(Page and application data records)
#####

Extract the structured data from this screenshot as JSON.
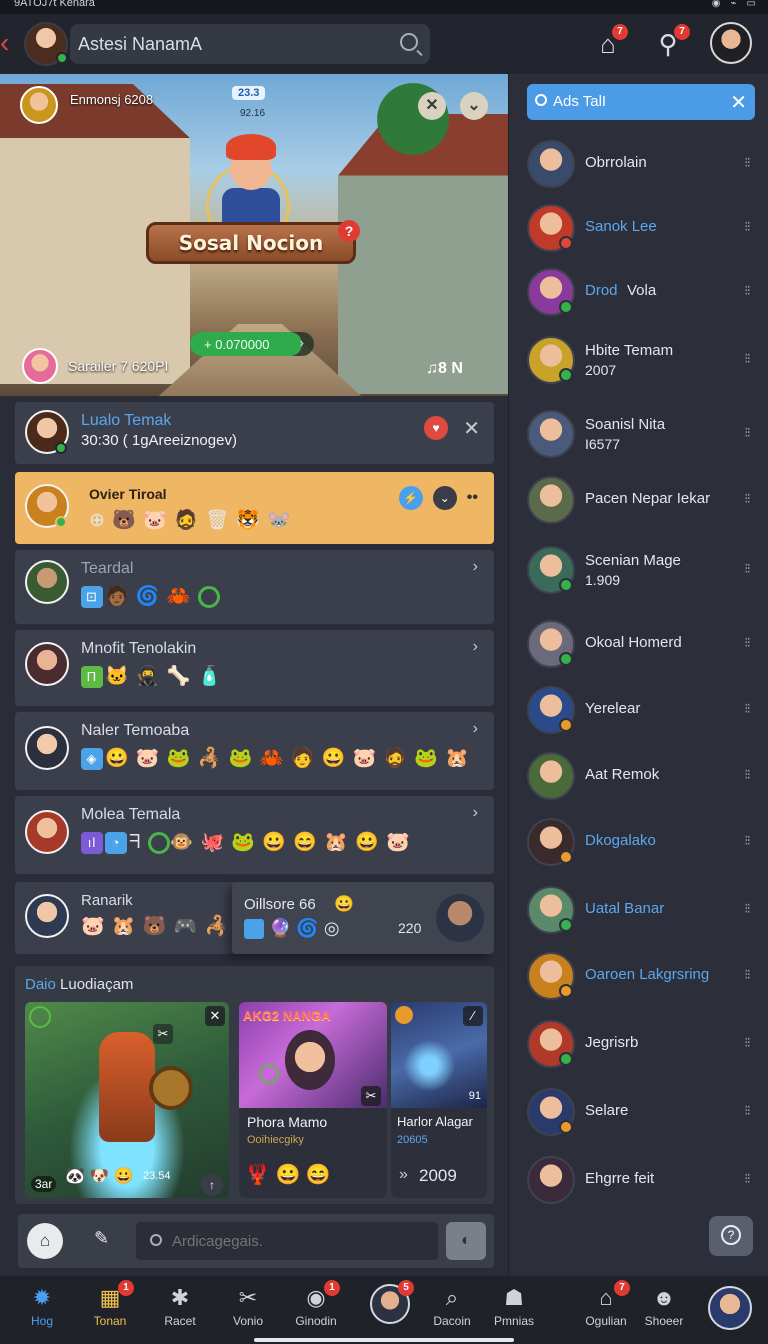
{
  "status_bar": {
    "text": "9ATOJ7t Kenara"
  },
  "header": {
    "search_text": "Astesi NanamA",
    "home_badge": "7",
    "link_badge": "7"
  },
  "hero": {
    "player_name": "Enmonsj 6208",
    "level_chip": "23.3",
    "level_sub": "92.16",
    "sign_title": "Sosal Nocion",
    "sign_badge": "?",
    "progress_text": "+ 0.070000",
    "progress_fraction": 0.9,
    "footer_name": "Sarailer 7 620PI",
    "footer_icons": "♫8  N"
  },
  "conversations": [
    {
      "title": "Lualo Temak",
      "subtitle": "30:30  ( 1gAreeiznogev)"
    },
    {
      "title": "Ovier Tiroal"
    },
    {
      "title": "Teardal"
    },
    {
      "title": "Mnofit Tenolakin"
    },
    {
      "title": "Naler Temoaba"
    },
    {
      "title": "Molea Temala"
    },
    {
      "title": "Ranarik"
    }
  ],
  "popup": {
    "title": "Oillsore 66",
    "number": "220"
  },
  "featured": {
    "title_highlight": "Daio",
    "title_rest": " Luodiaçam",
    "cards": [
      {
        "count": "23.54",
        "footer_left": "3ar"
      },
      {
        "banner": "AKG2 NANGA",
        "name": "Phora Mamo",
        "sub": "Ooihiecgiky",
        "year": ""
      },
      {
        "name": "Harlor Alagar",
        "sub": "20605",
        "year": "2009",
        "badge": "91"
      }
    ]
  },
  "composer": {
    "placeholder": "Ardicagegais."
  },
  "contacts_search": {
    "text": "Ads TalI"
  },
  "contacts": [
    {
      "name": "Obrrolain",
      "sub": "",
      "blue": false,
      "dot": ""
    },
    {
      "name": "Sanok Lee",
      "sub": "",
      "blue": true,
      "dot": "#e0463b"
    },
    {
      "name": "Drod",
      "name2": "Vola",
      "sub": "",
      "blue": true,
      "dot": "#35b24a"
    },
    {
      "name": "Hbite Temam",
      "sub": "2007",
      "blue": false,
      "dot": "#35b24a"
    },
    {
      "name": "Soanisl Nita",
      "sub": "I6577",
      "blue": false,
      "dot": ""
    },
    {
      "name": "Pacen Nepar Iekar",
      "sub": "",
      "blue": false,
      "dot": ""
    },
    {
      "name": "Scenian Mage",
      "sub": "1.909",
      "blue": false,
      "dot": "#35b24a"
    },
    {
      "name": "Okoal Homerd",
      "sub": "",
      "blue": false,
      "dot": "#35b24a"
    },
    {
      "name": "Yerelear",
      "sub": "",
      "blue": false,
      "dot": "#e89a2a"
    },
    {
      "name": "Aat Remok",
      "sub": "",
      "blue": false,
      "dot": ""
    },
    {
      "name": "Dkogalako",
      "sub": "",
      "blue": true,
      "dot": "#e89a2a"
    },
    {
      "name": "Uatal Banar",
      "sub": "",
      "blue": true,
      "dot": "#35b24a"
    },
    {
      "name": "Oaroen Lakgrsring",
      "sub": "",
      "blue": true,
      "dot": "#e89a2a"
    },
    {
      "name": "Jegrisrb",
      "sub": "",
      "blue": false,
      "dot": "#35b24a"
    },
    {
      "name": "Selare",
      "sub": "",
      "blue": false,
      "dot": "#e89a2a"
    },
    {
      "name": "Ehgrre feit",
      "sub": "",
      "blue": false,
      "dot": ""
    }
  ],
  "bottom_nav": [
    {
      "label": "Hog",
      "icon": "gear-icon",
      "badge": ""
    },
    {
      "label": "Tonan",
      "icon": "grid-icon",
      "badge": "1"
    },
    {
      "label": "Racet",
      "icon": "settings-icon",
      "badge": ""
    },
    {
      "label": "Vonio",
      "icon": "tools-icon",
      "badge": ""
    },
    {
      "label": "Ginodin",
      "icon": "chat-icon",
      "badge": "1"
    },
    {
      "label": "",
      "icon": "avatar",
      "badge": "5"
    },
    {
      "label": "Dacoin",
      "icon": "search-icon",
      "badge": ""
    },
    {
      "label": "Pmnias",
      "icon": "people-icon",
      "badge": ""
    },
    {
      "label": "Ogulian",
      "icon": "home-icon",
      "badge": "7"
    },
    {
      "label": "Shoeer",
      "icon": "user-icon",
      "badge": ""
    }
  ],
  "colors": {
    "accent": "#4a9fee",
    "active_row": "#efb764",
    "online": "#35b24a",
    "badge": "#e03a33"
  }
}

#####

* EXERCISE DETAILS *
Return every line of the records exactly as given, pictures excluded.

* SOLVED PROBLEM *
Extract the structured data from this screenshot as JSON.
{
  "status_bar": {
    "text": "9ATOJ7t Kenara"
  },
  "header": {
    "search_text": "Astesi NanamA",
    "home_badge": "7",
    "link_badge": "7"
  },
  "hero": {
    "player_name": "Enmonsj 6208",
    "level_chip": "23.3",
    "level_sub": "92.16",
    "sign_title": "Sosal Nocion",
    "sign_badge": "?",
    "progress_text": "+ 0.070000",
    "progress_fraction": 0.9,
    "footer_name": "Sarailer 7 620PI",
    "footer_icons": "♫8  N"
  },
  "conversations": [
    {
      "title": "Lualo Temak",
      "subtitle": "30:30  ( 1gAreeiznogev)"
    },
    {
      "title": "Ovier Tiroal"
    },
    {
      "title": "Teardal"
    },
    {
      "title": "Mnofit Tenolakin"
    },
    {
      "title": "Naler Temoaba"
    },
    {
      "title": "Molea Temala"
    },
    {
      "title": "Ranarik"
    }
  ],
  "popup": {
    "title": "Oillsore 66",
    "number": "220"
  },
  "featured": {
    "title_highlight": "Daio",
    "title_rest": " Luodiaçam",
    "cards": [
      {
        "count": "23.54",
        "footer_left": "3ar"
      },
      {
        "banner": "AKG2 NANGA",
        "name": "Phora Mamo",
        "sub": "Ooihiecgiky",
        "year": ""
      },
      {
        "name": "Harlor Alagar",
        "sub": "20605",
        "year": "2009",
        "badge": "91"
      }
    ]
  },
  "composer": {
    "placeholder": "Ardicagegais."
  },
  "contacts_search": {
    "text": "Ads TalI"
  },
  "contacts": [
    {
      "name": "Obrrolain",
      "sub": "",
      "blue": false,
      "dot": ""
    },
    {
      "name": "Sanok Lee",
      "sub": "",
      "blue": true,
      "dot": "#e0463b"
    },
    {
      "name": "Drod",
      "name2": "Vola",
      "sub": "",
      "blue": true,
      "dot": "#35b24a"
    },
    {
      "name": "Hbite Temam",
      "sub": "2007",
      "blue": false,
      "dot": "#35b24a"
    },
    {
      "name": "Soanisl Nita",
      "sub": "I6577",
      "blue": false,
      "dot": ""
    },
    {
      "name": "Pacen Nepar Iekar",
      "sub": "",
      "blue": false,
      "dot": ""
    },
    {
      "name": "Scenian Mage",
      "sub": "1.909",
      "blue": false,
      "dot": "#35b24a"
    },
    {
      "name": "Okoal Homerd",
      "sub": "",
      "blue": false,
      "dot": "#35b24a"
    },
    {
      "name": "Yerelear",
      "sub": "",
      "blue": false,
      "dot": "#e89a2a"
    },
    {
      "name": "Aat Remok",
      "sub": "",
      "blue": false,
      "dot": ""
    },
    {
      "name": "Dkogalako",
      "sub": "",
      "blue": true,
      "dot": "#e89a2a"
    },
    {
      "name": "Uatal Banar",
      "sub": "",
      "blue": true,
      "dot": "#35b24a"
    },
    {
      "name": "Oaroen Lakgrsring",
      "sub": "",
      "blue": true,
      "dot": "#e89a2a"
    },
    {
      "name": "Jegrisrb",
      "sub": "",
      "blue": false,
      "dot": "#35b24a"
    },
    {
      "name": "Selare",
      "sub": "",
      "blue": false,
      "dot": "#e89a2a"
    },
    {
      "name": "Ehgrre feit",
      "sub": "",
      "blue": false,
      "dot": ""
    }
  ],
  "bottom_nav": [
    {
      "label": "Hog",
      "icon": "gear-icon",
      "badge": ""
    },
    {
      "label": "Tonan",
      "icon": "grid-icon",
      "badge": "1"
    },
    {
      "label": "Racet",
      "icon": "settings-icon",
      "badge": ""
    },
    {
      "label": "Vonio",
      "icon": "tools-icon",
      "badge": ""
    },
    {
      "label": "Ginodin",
      "icon": "chat-icon",
      "badge": "1"
    },
    {
      "label": "",
      "icon": "avatar",
      "badge": "5"
    },
    {
      "label": "Dacoin",
      "icon": "search-icon",
      "badge": ""
    },
    {
      "label": "Pmnias",
      "icon": "people-icon",
      "badge": ""
    },
    {
      "label": "Ogulian",
      "icon": "home-icon",
      "badge": "7"
    },
    {
      "label": "Shoeer",
      "icon": "user-icon",
      "badge": ""
    }
  ],
  "colors": {
    "accent": "#4a9fee",
    "active_row": "#efb764",
    "online": "#35b24a",
    "badge": "#e03a33"
  }
}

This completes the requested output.